The move by the US-owned broadcaster behind the Animal Planet and TLC channels comes as Discovery and Sky are negotiating separately over carriage fees.
Sky reportedly wants to cut the fees that it pays other broadcasters and Discovery is thought to be keen to exert leverage.
The two companies have had a sometimes tense relationship over ad sales and the two became embroiled in legal action in 2009 but pulled out of a high court clash after agreeing a new trading deal.
Discovery launched its own international sales arm in London earlier this year. The broadcaster also has a stake in BrandDeli, a TV sales house in the Netherlands, which is a joint venture with Viacom and Fox.
Britain has only three TV sales houses, run by ITV, Channel 4 and Sky, after rivals such as Channel 5 and Virgin Media closed their operations.
Discovery last agreed an ad sales deal with Sky in 2010 and is thought to feel the market has changed radically since then.
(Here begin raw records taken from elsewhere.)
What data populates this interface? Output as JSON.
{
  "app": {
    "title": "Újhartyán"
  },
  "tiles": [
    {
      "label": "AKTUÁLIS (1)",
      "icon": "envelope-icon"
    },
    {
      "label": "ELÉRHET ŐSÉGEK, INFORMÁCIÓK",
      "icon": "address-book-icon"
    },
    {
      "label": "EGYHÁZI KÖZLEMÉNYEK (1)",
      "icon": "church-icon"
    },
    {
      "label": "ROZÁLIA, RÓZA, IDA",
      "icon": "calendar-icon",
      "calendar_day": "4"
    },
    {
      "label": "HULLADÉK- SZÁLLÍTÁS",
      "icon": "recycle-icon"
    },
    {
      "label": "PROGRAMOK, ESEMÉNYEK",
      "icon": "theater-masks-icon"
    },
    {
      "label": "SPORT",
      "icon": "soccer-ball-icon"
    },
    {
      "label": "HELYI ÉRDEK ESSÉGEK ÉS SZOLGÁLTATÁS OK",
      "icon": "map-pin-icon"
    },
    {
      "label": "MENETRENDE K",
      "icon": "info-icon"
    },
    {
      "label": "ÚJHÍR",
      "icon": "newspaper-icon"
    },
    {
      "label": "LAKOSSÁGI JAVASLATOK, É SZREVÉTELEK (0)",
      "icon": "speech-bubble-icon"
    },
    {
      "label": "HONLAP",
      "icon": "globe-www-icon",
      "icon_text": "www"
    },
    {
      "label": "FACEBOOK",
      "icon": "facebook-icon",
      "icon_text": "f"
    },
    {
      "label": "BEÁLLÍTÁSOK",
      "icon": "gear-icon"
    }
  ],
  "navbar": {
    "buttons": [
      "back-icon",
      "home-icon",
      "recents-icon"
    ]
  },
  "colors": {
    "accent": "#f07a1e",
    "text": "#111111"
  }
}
In a separate move, industry sources claim that Sky Media has approached UKTV in an effort to wrest its £200m-plus ad sales business from Channel 4, even though it has a ten-year deal that lasts until 2020.
UKTV insisted it was not talking to Sky. A spokesman said: "UKTV has a long-term deal in place with Channel 4 sales."
The deal is thought to include a break clause that allows for renegotiation.
Discovery, Sky, Channel 4 and ITV declined to comment.
Channel 5 back in the black
Channel 5 swung back into the black with a pre-tax profit of £39.5m in its first year of ownership by Viacom.
Accounts to be filed at Companies House will show turnover reached £322.7m in the 12 months to September 2015 as Channel 5 began to recover from a year-long trading dispute with Omnicom.
This compares with revenue of £240m in the first nine months of 2014 and £360m a year earlier.
Channel 5 defused the Omnicom row after moving its ad sales to Sky Media last year and closing its own sales house, resulting in £6.6m in redundancy costs, according to the accounts.